[GIVEN DATA Boundary: Start]

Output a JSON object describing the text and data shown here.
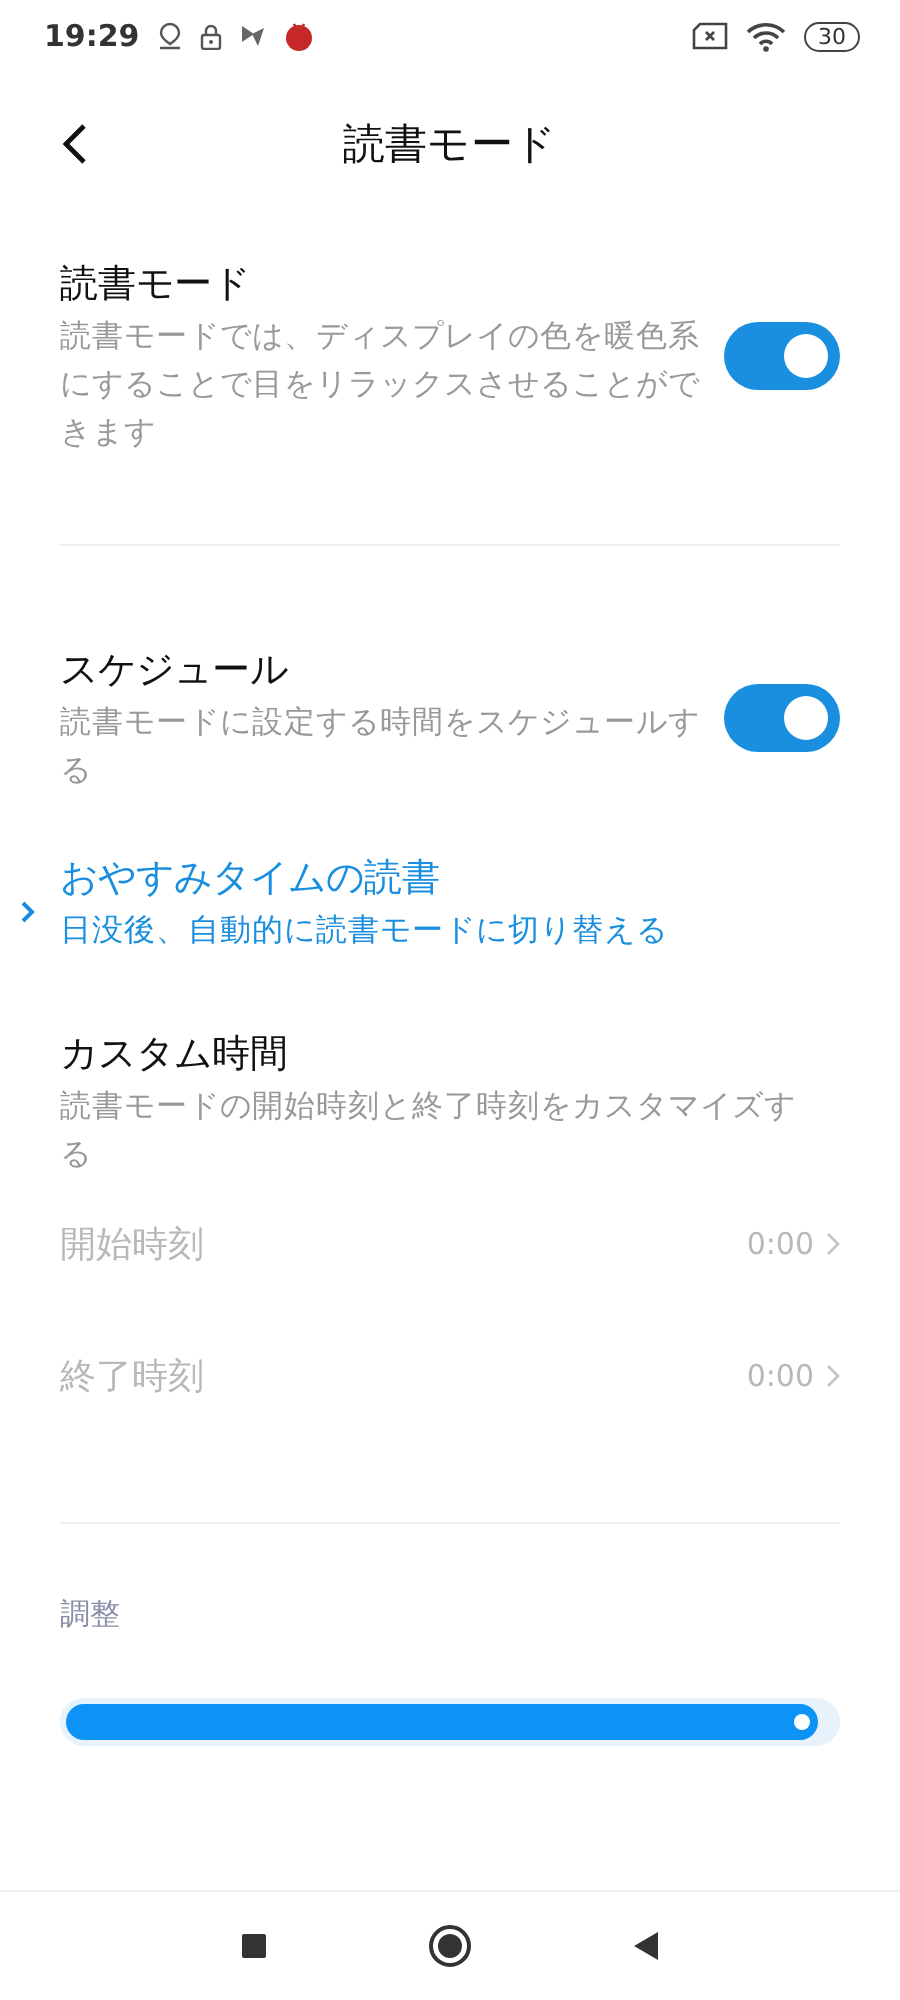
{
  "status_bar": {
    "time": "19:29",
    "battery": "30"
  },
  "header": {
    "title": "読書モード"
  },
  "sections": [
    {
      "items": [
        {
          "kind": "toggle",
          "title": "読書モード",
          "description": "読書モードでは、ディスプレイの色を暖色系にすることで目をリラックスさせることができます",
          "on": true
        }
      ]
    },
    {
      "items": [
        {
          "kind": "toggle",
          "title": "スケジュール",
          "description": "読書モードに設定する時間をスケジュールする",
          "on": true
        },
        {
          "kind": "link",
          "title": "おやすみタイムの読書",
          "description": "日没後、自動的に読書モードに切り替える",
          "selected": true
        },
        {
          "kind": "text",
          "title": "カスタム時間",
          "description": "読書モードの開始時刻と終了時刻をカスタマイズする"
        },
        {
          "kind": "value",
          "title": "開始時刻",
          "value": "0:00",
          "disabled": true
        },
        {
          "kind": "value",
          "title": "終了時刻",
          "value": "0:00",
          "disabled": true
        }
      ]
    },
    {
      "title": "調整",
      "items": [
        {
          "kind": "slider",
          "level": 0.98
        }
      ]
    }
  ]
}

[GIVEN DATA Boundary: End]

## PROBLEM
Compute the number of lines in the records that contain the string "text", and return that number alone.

## EXPECTED ANSWER
2